- Ensure your pet has plenty of ventilation; do not leave pets inside cars on hot days.
Transport to other EU countries (or into the EU from another ‘listed’ country)
Your pet has to meet specific requirements when travelling across EU countries or returning to the UK from another EU or non-EU listed country. The rules vary according to the country you're going to or coming from. Gov.uk's guide on taking your pet abroad is useful, and you can ask your vet for advice about vaccinations needed overseas. Requirements may include:
- Rabies vaccination (make sure your pet is micro-chipped first or the vaccination won’t count)
- Pet passport or official third country veterinary certificate
- Tapeworm treatment (for dogs only)
Ferries and planes
Most ferry companies allow pets to be taken on board. Where airlines are concerned, most UK-based low-cost carriers will not allow pets to travel in the cabin, instead in the hold, while larger airlines sometimes permit cats and small dogs up to 8kg to travel in the cabin. Airlines usually accept Assistance Dogs – for example guide dogs – in the cabin.
Leaving your pet behind – aspects to consider:
It can be a tough decision leaving your pet behind, especially with those doleful eyes glancing at you. However, it can sometimes be in their best interest for their health and wellbeing. You may feel it's more appropriate to leave your pet at home if you're holidaying abroad or in a far-flung place in the UK.

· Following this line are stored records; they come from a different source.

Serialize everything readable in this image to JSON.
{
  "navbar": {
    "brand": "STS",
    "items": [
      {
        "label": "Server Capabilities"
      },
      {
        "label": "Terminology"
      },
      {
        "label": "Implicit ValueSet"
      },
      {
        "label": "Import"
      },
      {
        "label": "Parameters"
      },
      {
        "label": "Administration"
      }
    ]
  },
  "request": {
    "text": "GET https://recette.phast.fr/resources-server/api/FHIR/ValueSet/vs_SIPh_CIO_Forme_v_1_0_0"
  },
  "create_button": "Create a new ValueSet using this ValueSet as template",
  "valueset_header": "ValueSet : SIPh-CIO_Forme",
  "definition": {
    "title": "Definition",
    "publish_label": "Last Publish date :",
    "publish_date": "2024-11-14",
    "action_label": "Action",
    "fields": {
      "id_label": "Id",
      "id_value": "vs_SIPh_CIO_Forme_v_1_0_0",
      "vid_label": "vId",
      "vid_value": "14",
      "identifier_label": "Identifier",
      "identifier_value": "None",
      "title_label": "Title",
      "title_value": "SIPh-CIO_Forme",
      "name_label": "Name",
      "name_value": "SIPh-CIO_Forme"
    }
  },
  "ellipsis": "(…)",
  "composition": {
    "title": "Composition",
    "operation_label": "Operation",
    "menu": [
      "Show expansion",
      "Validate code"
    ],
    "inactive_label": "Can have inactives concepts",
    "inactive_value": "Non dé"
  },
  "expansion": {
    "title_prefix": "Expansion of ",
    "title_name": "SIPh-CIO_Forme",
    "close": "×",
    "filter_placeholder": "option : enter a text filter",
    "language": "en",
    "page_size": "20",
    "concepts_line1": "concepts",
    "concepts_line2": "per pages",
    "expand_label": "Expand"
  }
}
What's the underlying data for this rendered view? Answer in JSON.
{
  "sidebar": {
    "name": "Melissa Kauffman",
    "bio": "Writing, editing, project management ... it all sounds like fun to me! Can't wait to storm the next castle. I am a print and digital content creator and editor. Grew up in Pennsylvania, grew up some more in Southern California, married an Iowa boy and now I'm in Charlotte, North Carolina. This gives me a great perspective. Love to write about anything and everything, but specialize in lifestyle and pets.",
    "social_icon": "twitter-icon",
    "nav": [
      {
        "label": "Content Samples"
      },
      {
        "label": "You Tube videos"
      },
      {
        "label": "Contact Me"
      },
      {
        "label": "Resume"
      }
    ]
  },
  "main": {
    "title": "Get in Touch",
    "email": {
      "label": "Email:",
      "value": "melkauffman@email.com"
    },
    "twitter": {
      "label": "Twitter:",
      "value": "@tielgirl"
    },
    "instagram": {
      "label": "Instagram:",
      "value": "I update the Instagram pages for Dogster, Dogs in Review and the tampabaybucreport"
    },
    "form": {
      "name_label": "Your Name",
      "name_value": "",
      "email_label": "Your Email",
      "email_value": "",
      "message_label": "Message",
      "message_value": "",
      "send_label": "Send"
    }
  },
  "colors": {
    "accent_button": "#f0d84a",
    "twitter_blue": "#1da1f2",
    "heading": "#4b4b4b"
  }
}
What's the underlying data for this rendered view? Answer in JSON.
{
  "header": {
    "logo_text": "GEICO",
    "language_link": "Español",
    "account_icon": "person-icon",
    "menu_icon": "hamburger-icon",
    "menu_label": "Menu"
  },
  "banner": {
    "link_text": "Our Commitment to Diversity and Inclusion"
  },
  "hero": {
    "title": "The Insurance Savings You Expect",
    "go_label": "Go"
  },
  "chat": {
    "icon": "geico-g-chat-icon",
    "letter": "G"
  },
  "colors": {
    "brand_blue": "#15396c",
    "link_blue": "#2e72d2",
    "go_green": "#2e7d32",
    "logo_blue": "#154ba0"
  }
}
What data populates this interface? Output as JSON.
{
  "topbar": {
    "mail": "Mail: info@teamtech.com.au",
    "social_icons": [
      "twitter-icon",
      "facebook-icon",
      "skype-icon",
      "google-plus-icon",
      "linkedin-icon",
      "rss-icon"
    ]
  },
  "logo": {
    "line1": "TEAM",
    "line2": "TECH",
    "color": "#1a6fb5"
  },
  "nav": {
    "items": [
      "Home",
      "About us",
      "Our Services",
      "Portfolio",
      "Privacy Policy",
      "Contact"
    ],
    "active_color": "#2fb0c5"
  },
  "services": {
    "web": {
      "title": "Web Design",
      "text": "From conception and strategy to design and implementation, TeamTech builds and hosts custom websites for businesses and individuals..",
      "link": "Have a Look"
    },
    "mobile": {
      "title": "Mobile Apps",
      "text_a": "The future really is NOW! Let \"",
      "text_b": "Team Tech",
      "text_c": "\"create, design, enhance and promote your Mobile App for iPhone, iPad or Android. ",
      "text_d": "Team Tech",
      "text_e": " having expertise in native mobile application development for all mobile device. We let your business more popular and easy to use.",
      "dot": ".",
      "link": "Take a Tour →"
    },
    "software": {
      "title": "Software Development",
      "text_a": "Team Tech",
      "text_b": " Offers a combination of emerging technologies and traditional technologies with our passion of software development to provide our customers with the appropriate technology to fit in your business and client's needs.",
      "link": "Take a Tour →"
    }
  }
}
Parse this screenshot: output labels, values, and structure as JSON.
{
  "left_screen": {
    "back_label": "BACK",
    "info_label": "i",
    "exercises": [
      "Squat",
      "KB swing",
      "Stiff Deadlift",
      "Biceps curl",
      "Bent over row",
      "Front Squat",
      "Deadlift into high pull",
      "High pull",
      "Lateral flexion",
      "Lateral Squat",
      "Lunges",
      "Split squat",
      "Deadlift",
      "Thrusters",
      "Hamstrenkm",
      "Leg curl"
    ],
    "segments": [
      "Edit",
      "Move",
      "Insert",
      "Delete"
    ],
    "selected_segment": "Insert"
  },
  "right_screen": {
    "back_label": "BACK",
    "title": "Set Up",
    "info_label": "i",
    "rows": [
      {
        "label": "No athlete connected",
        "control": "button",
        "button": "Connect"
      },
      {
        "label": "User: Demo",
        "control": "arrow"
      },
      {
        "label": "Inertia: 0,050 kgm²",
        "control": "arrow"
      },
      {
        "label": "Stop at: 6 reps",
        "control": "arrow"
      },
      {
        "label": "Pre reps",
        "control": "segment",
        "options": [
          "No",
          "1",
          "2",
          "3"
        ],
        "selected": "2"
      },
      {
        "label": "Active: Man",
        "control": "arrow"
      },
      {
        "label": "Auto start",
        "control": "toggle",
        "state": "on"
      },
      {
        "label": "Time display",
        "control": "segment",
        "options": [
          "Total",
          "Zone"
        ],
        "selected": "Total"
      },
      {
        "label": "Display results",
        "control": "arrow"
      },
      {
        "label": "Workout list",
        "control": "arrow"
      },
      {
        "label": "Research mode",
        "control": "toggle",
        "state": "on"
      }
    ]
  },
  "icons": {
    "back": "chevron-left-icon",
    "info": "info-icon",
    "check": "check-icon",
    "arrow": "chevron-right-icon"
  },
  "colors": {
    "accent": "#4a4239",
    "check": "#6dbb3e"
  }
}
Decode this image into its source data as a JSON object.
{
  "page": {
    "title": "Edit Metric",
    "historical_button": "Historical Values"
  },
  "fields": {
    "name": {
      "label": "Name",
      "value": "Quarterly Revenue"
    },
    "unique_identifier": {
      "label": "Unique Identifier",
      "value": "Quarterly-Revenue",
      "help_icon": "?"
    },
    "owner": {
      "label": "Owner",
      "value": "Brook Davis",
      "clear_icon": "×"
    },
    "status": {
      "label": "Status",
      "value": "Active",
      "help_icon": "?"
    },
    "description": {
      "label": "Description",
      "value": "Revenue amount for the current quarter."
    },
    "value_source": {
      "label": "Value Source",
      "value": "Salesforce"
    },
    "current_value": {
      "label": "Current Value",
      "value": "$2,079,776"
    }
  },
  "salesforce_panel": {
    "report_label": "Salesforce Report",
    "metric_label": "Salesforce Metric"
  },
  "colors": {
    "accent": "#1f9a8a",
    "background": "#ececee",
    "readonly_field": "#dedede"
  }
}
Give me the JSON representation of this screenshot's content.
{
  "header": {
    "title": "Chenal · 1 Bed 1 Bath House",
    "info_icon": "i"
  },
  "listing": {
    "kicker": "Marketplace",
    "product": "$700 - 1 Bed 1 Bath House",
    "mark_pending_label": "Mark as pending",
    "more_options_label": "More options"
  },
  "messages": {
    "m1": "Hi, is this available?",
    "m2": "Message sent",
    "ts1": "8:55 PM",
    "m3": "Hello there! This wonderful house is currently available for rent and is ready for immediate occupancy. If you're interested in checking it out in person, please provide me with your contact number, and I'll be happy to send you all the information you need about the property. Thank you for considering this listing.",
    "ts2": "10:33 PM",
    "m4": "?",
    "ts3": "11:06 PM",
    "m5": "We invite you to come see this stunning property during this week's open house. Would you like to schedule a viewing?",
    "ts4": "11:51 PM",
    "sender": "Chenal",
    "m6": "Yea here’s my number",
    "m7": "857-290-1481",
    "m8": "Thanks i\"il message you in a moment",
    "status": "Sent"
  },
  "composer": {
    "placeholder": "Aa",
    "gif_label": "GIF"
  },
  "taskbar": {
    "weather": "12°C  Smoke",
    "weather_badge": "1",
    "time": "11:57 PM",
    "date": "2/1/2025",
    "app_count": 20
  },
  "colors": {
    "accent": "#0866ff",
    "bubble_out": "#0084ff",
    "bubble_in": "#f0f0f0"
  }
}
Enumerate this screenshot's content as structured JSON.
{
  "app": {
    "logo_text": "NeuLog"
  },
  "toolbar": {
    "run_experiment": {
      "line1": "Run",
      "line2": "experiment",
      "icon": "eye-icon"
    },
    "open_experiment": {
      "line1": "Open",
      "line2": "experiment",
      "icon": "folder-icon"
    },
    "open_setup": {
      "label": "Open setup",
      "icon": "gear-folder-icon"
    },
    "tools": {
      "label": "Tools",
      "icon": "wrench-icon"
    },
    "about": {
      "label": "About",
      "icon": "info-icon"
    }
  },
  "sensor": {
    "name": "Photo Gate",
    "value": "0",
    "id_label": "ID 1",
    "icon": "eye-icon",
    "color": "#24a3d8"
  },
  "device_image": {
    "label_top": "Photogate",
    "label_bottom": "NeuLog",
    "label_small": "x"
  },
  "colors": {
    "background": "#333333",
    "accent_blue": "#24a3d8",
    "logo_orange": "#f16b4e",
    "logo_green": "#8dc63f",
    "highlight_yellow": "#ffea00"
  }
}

Choosing who to look after your pet
There are two main choices when deciding on a 'pet sitter': ask a friend or relative or book your pet into a cattery or kennel.
- Friend or relative
A family member or relative will typically be cheaper than paying for a cattery or kennel. They might also know your pet well and vice versa, and be more comfortable in each other's company. A downside is that friends and relatives may not be available to cover the dates when you're on holiday.
- Kennel or cattery
Choosing a kennel or cattery carefully before you go on holiday could help ensure you have someone professional to look after your four-legged friend while you're away. Typical benefits include providing regular exercise, food and any basic medication requirements your pet needs.
What to look for?
- Ask friends who have used catteries or kennels before; how do they rate them? How much did the accommodation cost?
- Visit the place in person yourself so you can get a feel of it. Why not see about arranging a trial day for your pet at a half rate or for free?
- It is important to choose a cattery or kennel with friendly staff; chances are they will be friendly to your pet too. Ask about the amount of time they spend with your pet each day, e.g. grooming or walking?
- Room for two: Are there any offers available if you have more than one cat or dog? If you have another cat or dog can it stay for free or at a reduced rate?
Before you go on holiday pet checklist:
Prepare before you go on holiday, either for taking the pet with you or leaving it behind. Check that its immunisations are up to date, its claws are trimmed and coat washed, and clipped if need be.
Holiday insurance cover is available as an additional cover option with Sainsbury's Pet Insurance if your pet becomes ill whilst you're on holiday, is not allowed back into the UK after travelling, or if you need to return home in an emergency after it becomes ill.
Checklist for pet minder or kennel/cattery
If you're leaving your pet behind, make sure the kennel, cattery or person looking after your animal has the following:
- An emergency contact number for you
- Information on your pet's diet, mealtimes and exercise regime
- Contact details of the vet and information about any medical conditions
- Any bedding, bowls and toys your pet is familiar with
- Details of the micro-chip database if your pet becomes lost or stolen
- Information about any of your pet's behavioural traits – for example temperament, likes and dislikes etc
Whatever you decide to do, remember that your pet's comfort and wellbeing should come first. Proper preparation will go a long way, especially if you've decided to take a holiday a long way away too…
This guide aims to be informative and engaging. Though it may include tips and information, it does not constitute advice and should not be used as a basis for any financial decisions. Sainsbury’s Bank accepts no responsibility for the content of external websites included within this guide. All information in this guide was correct at date of publication.